My house’s controlled combustion of choice is a natural gas forced air furnace. Burning natural gas produces toasty warm air that’s circulated by a fan and ductwork throughout the house. It’s a lovely system, and natural gas is downright wonderful: it’s inexpensive, clean burning, and super easy (via pipe) to supply.
However, one of the drawbacks to natural gas is that it is indeed a gas. That’s worth remembering as you ask yourself, “What’s the worst that can happen?”
Score One for Preventative Maintenance
Last week I had my fall maintenance done on my heating system. My man James (he’s one of the best technicians, so I ask for him every time and we’re buddies now) found a leak in the gas supply line where it connected to one of our furnaces.
As far as leaks go, it was pretty small. He showed me where it was, and I couldn’t even smell it. However, James primarily does commercial work and has all sorts of super advanced kit. One such item is a handheld electronic natural gas detector – it’s kinda like a Geiger counter, only for natural gas. When he put it close to the join of the two pipes, it went nuts.

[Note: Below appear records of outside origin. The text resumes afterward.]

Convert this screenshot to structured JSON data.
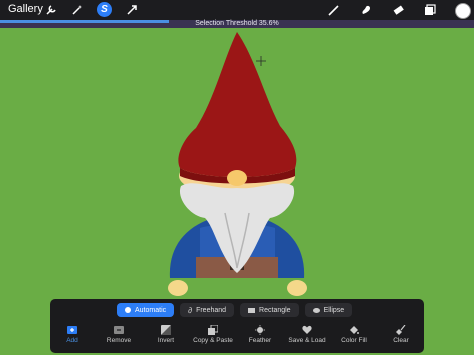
{
  "toolbar": {
    "gallery_label": "Gallery",
    "tools": [
      "wrench-icon",
      "magic-wand-icon",
      "selection-icon",
      "transform-icon"
    ],
    "right_tools": [
      "brush-icon",
      "smudge-icon",
      "eraser-icon",
      "layers-icon"
    ],
    "current_color": "#ffffff",
    "active_color": "#2d7ef7"
  },
  "threshold": {
    "label": "Selection Threshold 35.6%",
    "value_percent": 35.6
  },
  "canvas": {
    "background": "#6aad45"
  },
  "selection_modes": {
    "items": [
      {
        "label": "Automatic",
        "icon": "dot-icon",
        "active": true
      },
      {
        "label": "Freehand",
        "icon": "freehand-icon",
        "active": false
      },
      {
        "label": "Rectangle",
        "icon": "rectangle-icon",
        "active": false
      },
      {
        "label": "Ellipse",
        "icon": "ellipse-icon",
        "active": false
      }
    ]
  },
  "actions": {
    "items": [
      {
        "label": "Add",
        "icon": "add-icon",
        "active": true
      },
      {
        "label": "Remove",
        "icon": "remove-icon",
        "active": false
      },
      {
        "label": "Invert",
        "icon": "invert-icon",
        "active": false
      },
      {
        "label": "Copy & Paste",
        "icon": "copy-paste-icon",
        "active": false
      },
      {
        "label": "Feather",
        "icon": "feather-icon",
        "active": false
      },
      {
        "label": "Save & Load",
        "icon": "heart-icon",
        "active": false
      },
      {
        "label": "Color Fill",
        "icon": "color-fill-icon",
        "active": false
      },
      {
        "label": "Clear",
        "icon": "broom-icon",
        "active": false
      }
    ]
  }
}
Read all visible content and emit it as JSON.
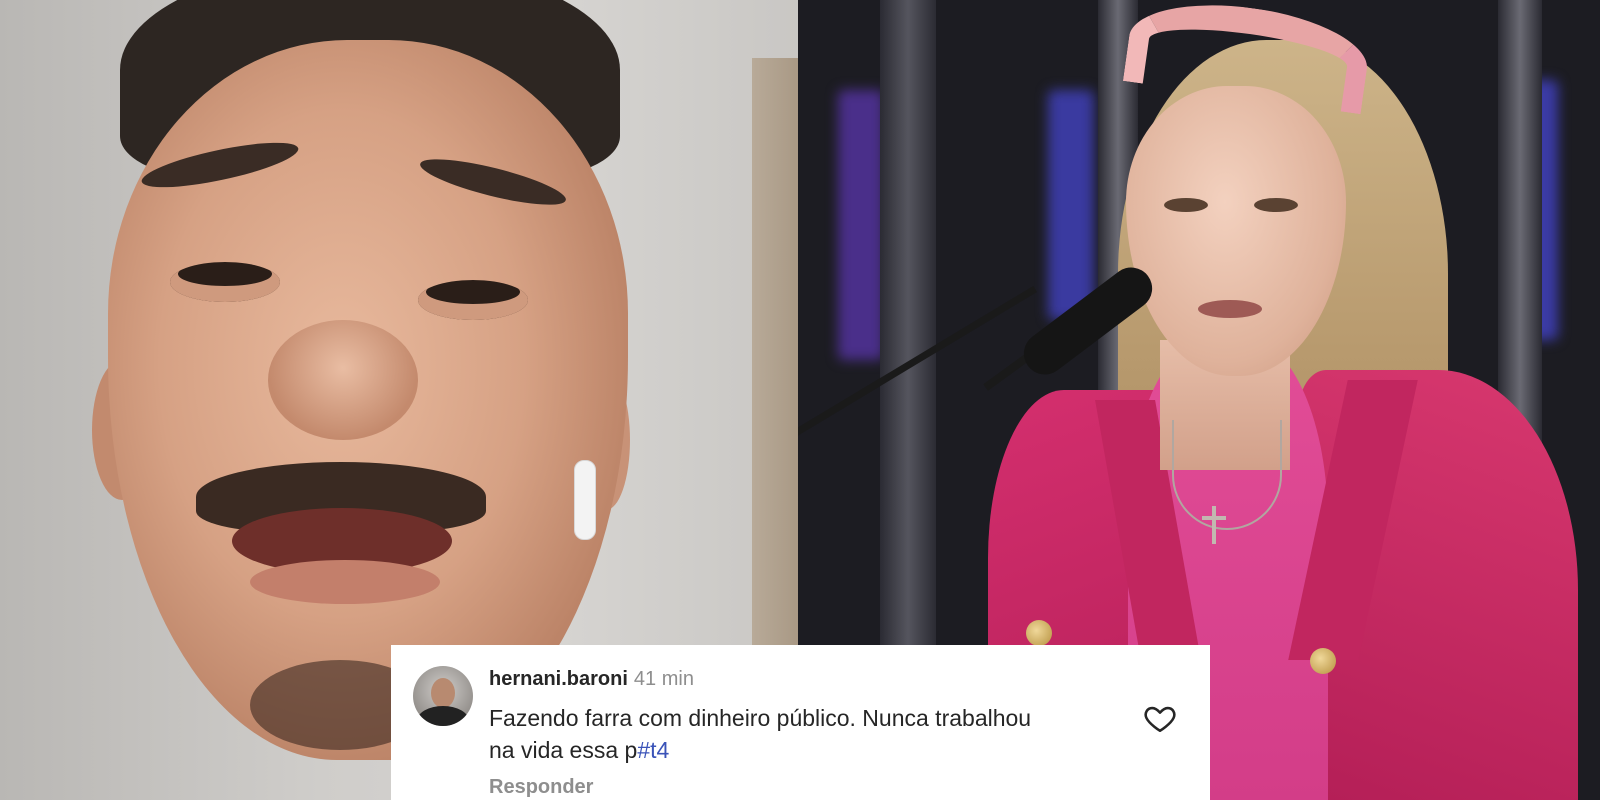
{
  "comment": {
    "username": "hernani.baroni",
    "time": "41 min",
    "text_main": "Fazendo farra com dinheiro público. Nunca trabalhou na vida essa p",
    "text_censored": "#t4",
    "reply_label": "Responder",
    "like_icon": "heart-outline-icon",
    "avatar_icon": "user-avatar"
  },
  "colors": {
    "mention": "#3a53b8",
    "username": "#262626",
    "muted": "#8e8e8e",
    "card_bg": "#ffffff"
  }
}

James explained that connections can deteriorate over time, so he always checks them as part of his maintenance. The fix was really simple and was included for free with my service contract.
I don’t think we were in danger of imminent death with such a tiny leak, but when I’m setting an acceptable level of natural gas leaking into my attic, I think I’m going to go with “zero”.
The people on my street are always sympathetic when they see the HVAC truck at my house. They’ll wonder what’s wrong with my system, and they’re always a little confused when I say I’m just doing seasonal maintenance. They’ll ask, “Is that really necessary?” In the past, I’d give a boring answer about prolonging system life and making sure the furnace was safe, and a tidal wave of disinterest would crash over their faces.
Now, I’m testing out an enhanced response. When one of the neighbors went through the routine with me last week, I tried a new line: “Well, it can catch things early. They actually found a small gas leak and fixed it. I don’t know how long it would have been before the house blew up, but it’s nice to know I don’t have a pocket of natural gas accumulating in my attic.” Amazingly, my neighbor wanted my HVAC company’s contact information, which is a good reminder that the best kind of marketing is fear-based marketing.
PSA: Fire Can Be Dangerous
I tend to mentally split my HVAC service contract: my AC service contract could save me a lot of money, while my heating service contract could save my life. That may be overly dramatic, but I still have a caveman’s healthy fear of fire. While most of the stuff the technician does is within my capabilities – and I am always tempted by the DIY muse – last week showed me the benefit of hiring a pro
If you use fire in any form to keep the ol’ homestead cozy on a cold winter night, you should be doing some sort of seasonal maintenance and inspection. What’s required will depend on your system, but I’m quite certain the recommended maintenance is more than “nothing” (though that may be the most common maintenance plan people use…). Good luck and stay warm!